October 17, 2013 - 5:30pm wants you to swab your cheek and send them a DNA sample and a check.  In return, they promise to tell you who your remote ancestors were.  Eminent literary scholar Henry Louis Gates, Jr., performs the same miracle on national TV.  Modern genetic technology, they promise, can tell you intimate details about your family's past.  Professor Spickard's lecture examines the claims of the DNA ancestry testing industry, compares them to the assumptions and claims of the racialist pseudoscience of the late 19th and early 20th century, evaluates their validity, and suggests what may really be going on with this ancestry testing business.

Paul Spickard is Professor of History and Affiliate Professor of Black Studies, Asian American Studies, East Asian Studies, Religious Studies, and the Center for Middle Eastern Studies at the University of California, Santa Barbara.  He is author or editor of eighteen books and seventy-odd articles on race, migration, and related topics in the United States, the Pacific, Northeast Asia, and Europe, including:

·        Global Mixed Race (in press, due 2014);

·        Multiple Identities: Migrants, Ethnicity, and Membership (2013);

·        Almost All Aliens: Immigration, Race and Colonialism in American History and Identity (2007);

·        Is Lighter Better?

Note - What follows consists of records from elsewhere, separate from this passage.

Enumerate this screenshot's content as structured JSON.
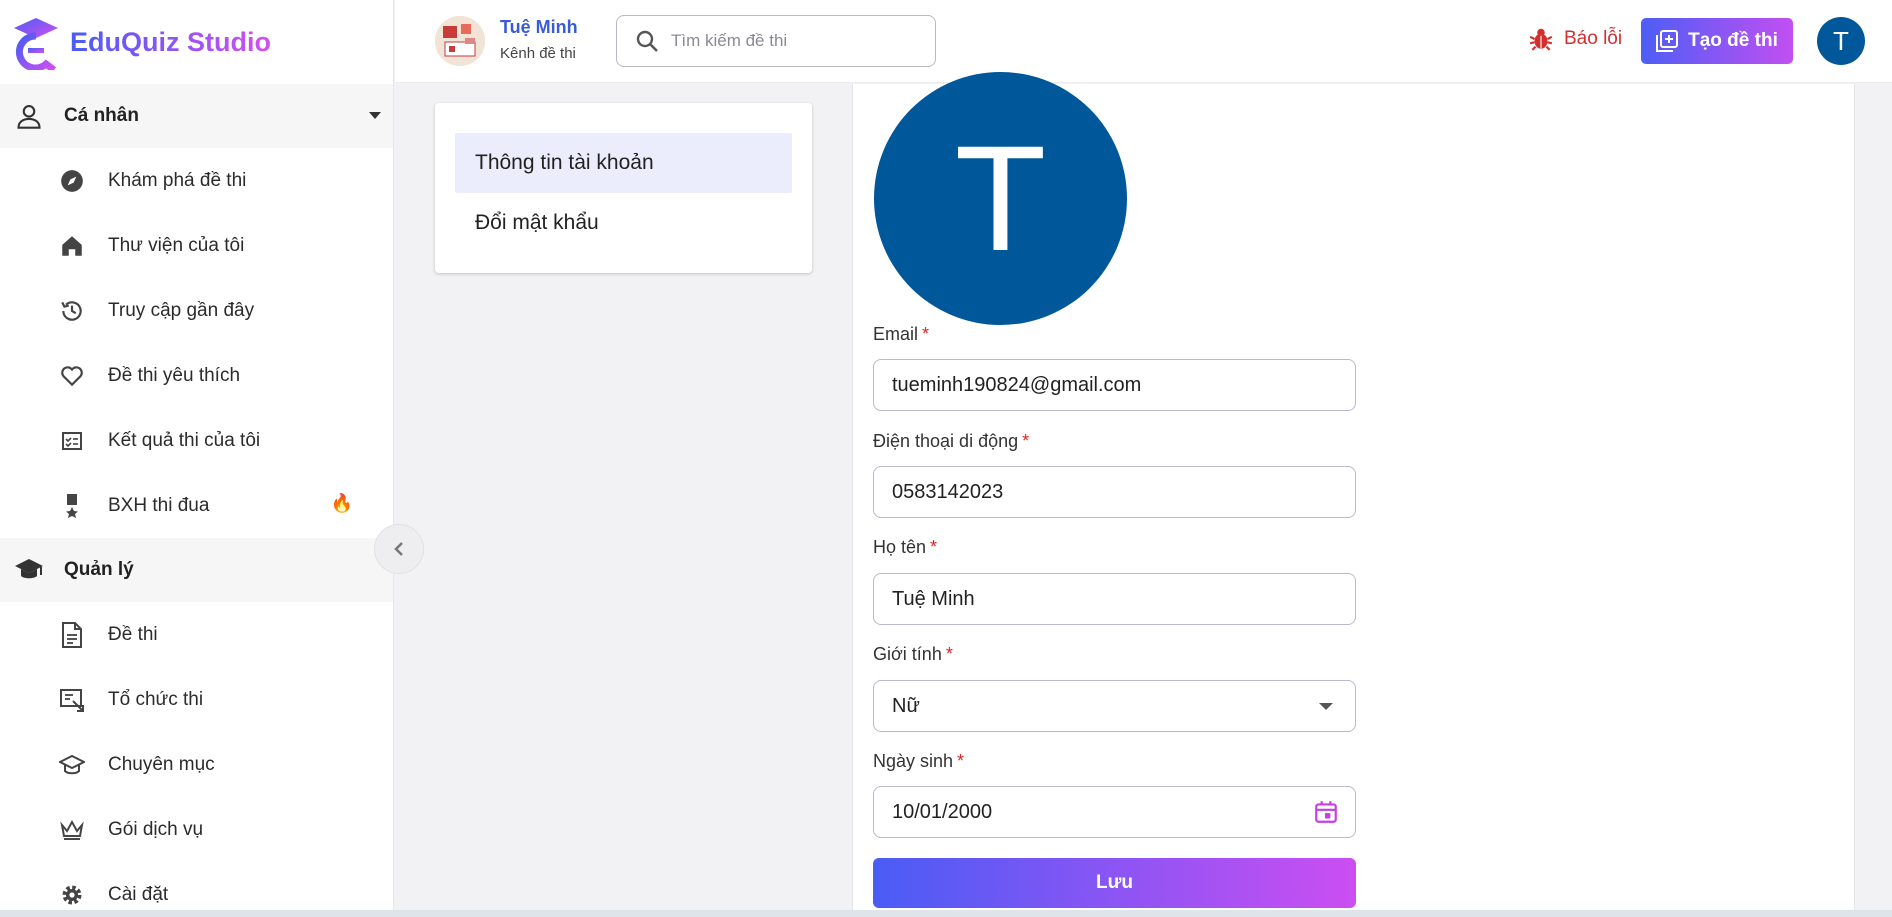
{
  "app": {
    "name": "EduQuiz Studio"
  },
  "sidebar": {
    "personal": {
      "label": "Cá nhân",
      "items": [
        {
          "label": "Khám phá đề thi",
          "icon": "compass-icon"
        },
        {
          "label": "Thư viện của tôi",
          "icon": "home-icon"
        },
        {
          "label": "Truy cập gần đây",
          "icon": "history-icon"
        },
        {
          "label": "Đề thi yêu thích",
          "icon": "heart-icon"
        },
        {
          "label": "Kết quả thi của tôi",
          "icon": "checklist-icon"
        },
        {
          "label": "BXH thi đua",
          "icon": "medal-icon",
          "badge": "🔥"
        }
      ]
    },
    "manage": {
      "label": "Quản lý",
      "items": [
        {
          "label": "Đề thi",
          "icon": "document-icon"
        },
        {
          "label": "Tổ chức thi",
          "icon": "organize-exam-icon"
        },
        {
          "label": "Chuyên mục",
          "icon": "graduation-cap-icon"
        },
        {
          "label": "Gói dịch vụ",
          "icon": "crown-icon"
        },
        {
          "label": "Cài đặt",
          "icon": "gear-icon"
        }
      ]
    }
  },
  "header": {
    "channel_name": "Tuệ Minh",
    "channel_sub": "Kênh đề thi",
    "search_placeholder": "Tìm kiếm đề thi",
    "report_label": "Báo lỗi",
    "create_label": "Tạo đề thi",
    "user_initial": "T"
  },
  "tabs": [
    {
      "label": "Thông tin tài khoản",
      "active": true
    },
    {
      "label": "Đổi mật khẩu",
      "active": false
    }
  ],
  "profile": {
    "avatar_initial": "T",
    "email_label": "Email",
    "email_value": "tueminh190824@gmail.com",
    "phone_label": "Điện thoại di động",
    "phone_value": "0583142023",
    "name_label": "Họ tên",
    "name_value": "Tuệ Minh",
    "gender_label": "Giới tính",
    "gender_value": "Nữ",
    "dob_label": "Ngày sinh",
    "dob_value": "10/01/2000",
    "required_mark": "*",
    "save_label": "Lưu"
  },
  "colors": {
    "brand_gradient_start": "#4a5cf5",
    "brand_gradient_end": "#cc4ef2",
    "avatar_bg": "#00579a",
    "error_red": "#d32f2f"
  }
}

Skin-Tone Discrimination among Asian Americans (with Joanne Rondilla, 2007);

·        Race and Nation: Ethnic Systems in the Modern World (2005);

·        Racial Thinking in the United States (with G. Reginald Daniel, 2004): and

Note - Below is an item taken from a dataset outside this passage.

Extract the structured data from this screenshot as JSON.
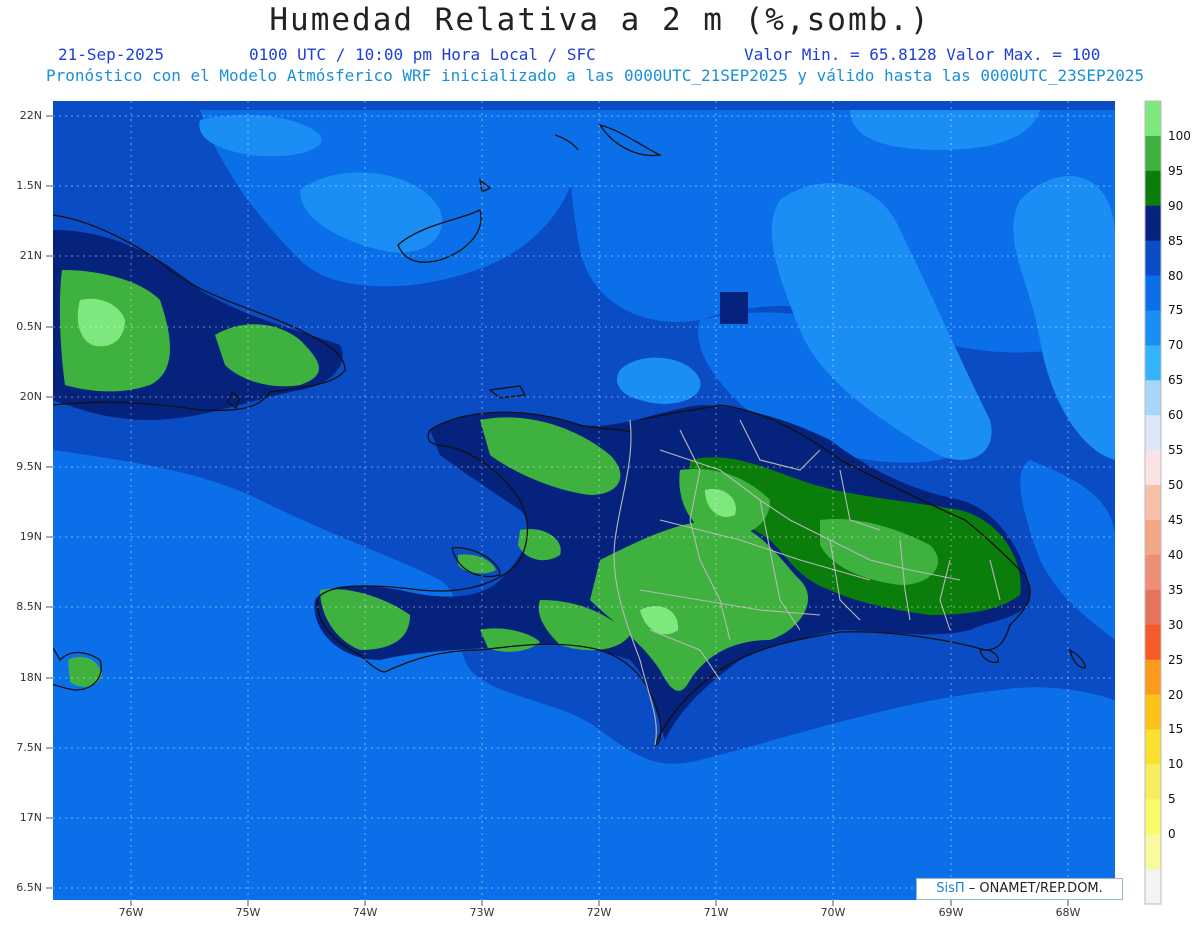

·        Mixed Blood: Intermarriage and Ethnic Identity in 20th-Century America (1989).

For Paul Spickard's CV, click here.

This lecture is part of the seminar series "Race and Justice in Transnational Perspective," which is organized by Tanya Golash-Boza, Nigel Hatton, and David Torres-Rouff. The event is co-sponsored by the UC Center for New Racial Studies, Sociology, and SSHA.